Headquartered in Youngstown, Captain McFinn and Friends originated in 2006 as a educational program centered around teaching and motivating children to care and respect others. It features bullying prevention material marketed towards a younger audience and utilizes different narrative-based strategies to spread the anti-bullying message.
T.J. Anzivino, vice president of the program, said the reason the Captain McFinn program is geared towards kids in pre-kindergarten to elementary school is to reach them at a young age and educate them about the consequences of bullying.
"It teaches them about kindness and shows how to identify bullying and prevent it. Bullying is a learned behavior. We want to reach the kids when they're young about other behaviors with the help of the captain," she said.
The story behind Captain McFinn is that the shark was a former bully but changed his ways following the help of his undersea friends.

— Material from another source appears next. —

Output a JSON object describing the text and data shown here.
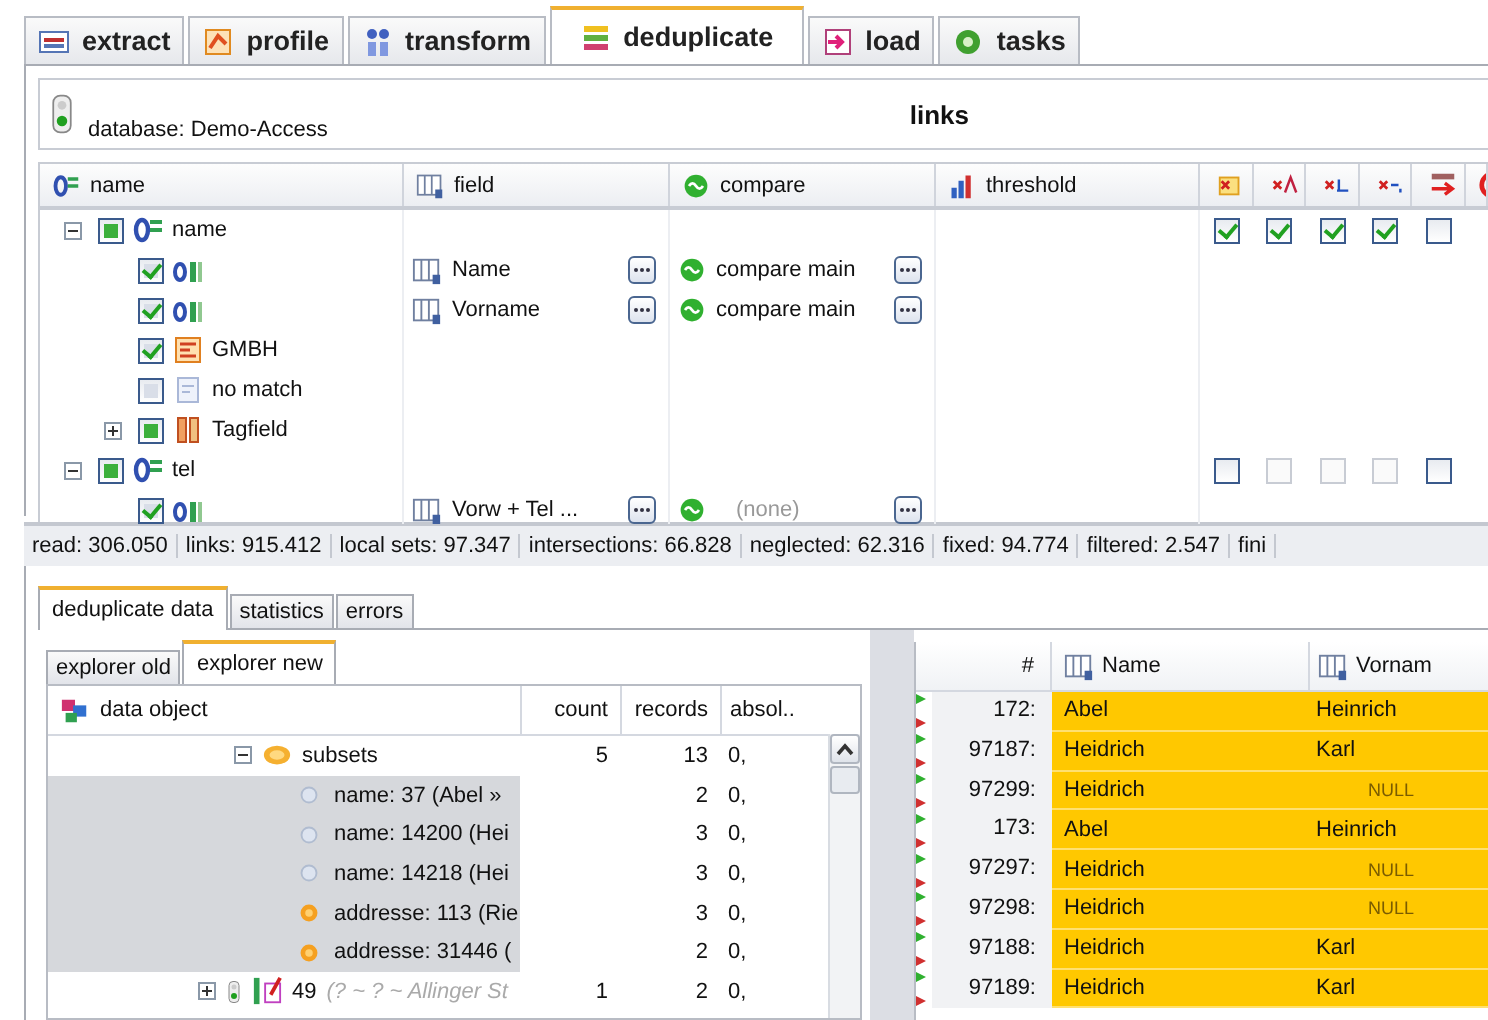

McFinn now uses his bullying experiences to inspire children around the world to work together, not against one another.
Two of the story's characters, Captain McFinn and his friend Coral Rose, made an appearance at the Eastwood Mall's event to appeal to the targeted kids while strengthening positive relationships and empathy amongst all age groups.
"Over the years, bullying has become a bigger issue. The anti-bullying program has been adopted by malls all over the world. It focuses on how to identify bullying, handle it and prevent it," Blasko said.
She said over 160 malls and retailers and over 135 schools have adopted the Captain McFinn program, and that the Eastwood Mall's motive isn't any different.
"Ken has a zero tolerance for bullying in the mall. He's a proud supporter of the cause," she said.
While several malls have taken action against bullying, McFinn and Friends also works with schools. Alyson Moliterno, Eastwood Mall's assistant marketing director, said Captain McFinn and Friends presented its S.H.A.R.K. Patrol Kit to Niles City Schools' Superintendent Frank Danso.
S.H.A.R.K. Patrol, or Students Help Achieve Respect and Kindness, is a program designed for K - 2 teachers who want to include respect and nonviolence into the curriculum.
"It's an intro to various schools in the Valley," Moliterno said. "Today's attendance was a great turnout. It shows what a great community this is. It's a strong start for a strong case."
The Board of Trumbull County Commissioners' anti-bullying resolution and the Captain McFinn and Friends Bully-Free Pledge is a strong representation of what the community's ultimate goal is. Uniting city policy-makers, educators and students is the massive step forward all parents and guardians who fear for their children's safety deserve to see.
"Step up and get involved. You don't have to be a part of the problem. Be a part of the resolution," Kollar said.